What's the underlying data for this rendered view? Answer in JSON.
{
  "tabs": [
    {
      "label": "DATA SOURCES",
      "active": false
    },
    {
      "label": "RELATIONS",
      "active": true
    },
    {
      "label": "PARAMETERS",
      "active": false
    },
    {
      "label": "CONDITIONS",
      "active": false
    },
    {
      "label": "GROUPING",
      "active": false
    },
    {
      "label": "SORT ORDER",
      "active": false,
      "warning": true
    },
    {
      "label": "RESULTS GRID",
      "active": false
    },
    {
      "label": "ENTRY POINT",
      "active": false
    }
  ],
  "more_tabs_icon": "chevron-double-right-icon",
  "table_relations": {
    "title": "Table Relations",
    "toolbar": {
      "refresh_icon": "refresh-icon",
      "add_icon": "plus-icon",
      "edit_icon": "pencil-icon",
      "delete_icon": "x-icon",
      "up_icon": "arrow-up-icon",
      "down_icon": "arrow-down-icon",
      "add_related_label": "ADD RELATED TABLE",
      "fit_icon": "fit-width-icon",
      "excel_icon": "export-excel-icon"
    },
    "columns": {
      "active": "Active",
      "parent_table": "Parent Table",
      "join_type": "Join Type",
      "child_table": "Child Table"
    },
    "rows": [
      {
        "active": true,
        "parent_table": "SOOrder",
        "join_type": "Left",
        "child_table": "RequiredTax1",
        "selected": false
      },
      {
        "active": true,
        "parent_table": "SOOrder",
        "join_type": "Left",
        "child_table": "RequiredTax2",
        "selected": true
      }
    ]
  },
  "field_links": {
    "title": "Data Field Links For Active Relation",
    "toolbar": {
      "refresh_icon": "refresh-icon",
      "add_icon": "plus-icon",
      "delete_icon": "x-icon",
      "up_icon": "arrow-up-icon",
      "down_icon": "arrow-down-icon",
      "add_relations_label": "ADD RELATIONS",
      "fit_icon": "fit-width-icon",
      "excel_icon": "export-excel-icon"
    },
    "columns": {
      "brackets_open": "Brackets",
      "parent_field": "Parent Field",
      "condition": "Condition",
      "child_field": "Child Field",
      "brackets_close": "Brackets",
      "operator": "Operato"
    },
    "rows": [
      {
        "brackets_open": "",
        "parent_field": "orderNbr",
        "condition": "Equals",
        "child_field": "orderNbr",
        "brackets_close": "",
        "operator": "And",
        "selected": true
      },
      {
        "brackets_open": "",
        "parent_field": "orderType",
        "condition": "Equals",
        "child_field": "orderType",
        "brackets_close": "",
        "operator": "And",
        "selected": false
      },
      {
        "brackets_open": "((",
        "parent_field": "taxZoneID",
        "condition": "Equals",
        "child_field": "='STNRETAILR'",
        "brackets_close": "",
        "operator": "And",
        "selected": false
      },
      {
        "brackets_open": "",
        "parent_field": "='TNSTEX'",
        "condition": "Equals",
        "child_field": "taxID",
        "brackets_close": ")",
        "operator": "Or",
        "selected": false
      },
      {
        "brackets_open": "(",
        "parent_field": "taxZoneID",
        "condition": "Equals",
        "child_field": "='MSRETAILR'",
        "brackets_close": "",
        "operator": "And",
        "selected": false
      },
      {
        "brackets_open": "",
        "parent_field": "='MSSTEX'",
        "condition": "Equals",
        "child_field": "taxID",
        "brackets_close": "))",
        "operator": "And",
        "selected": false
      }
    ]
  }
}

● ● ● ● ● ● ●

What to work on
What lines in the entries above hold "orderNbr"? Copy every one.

Exercise result
        "parent_field": "orderNbr",
        "child_field": "orderNbr",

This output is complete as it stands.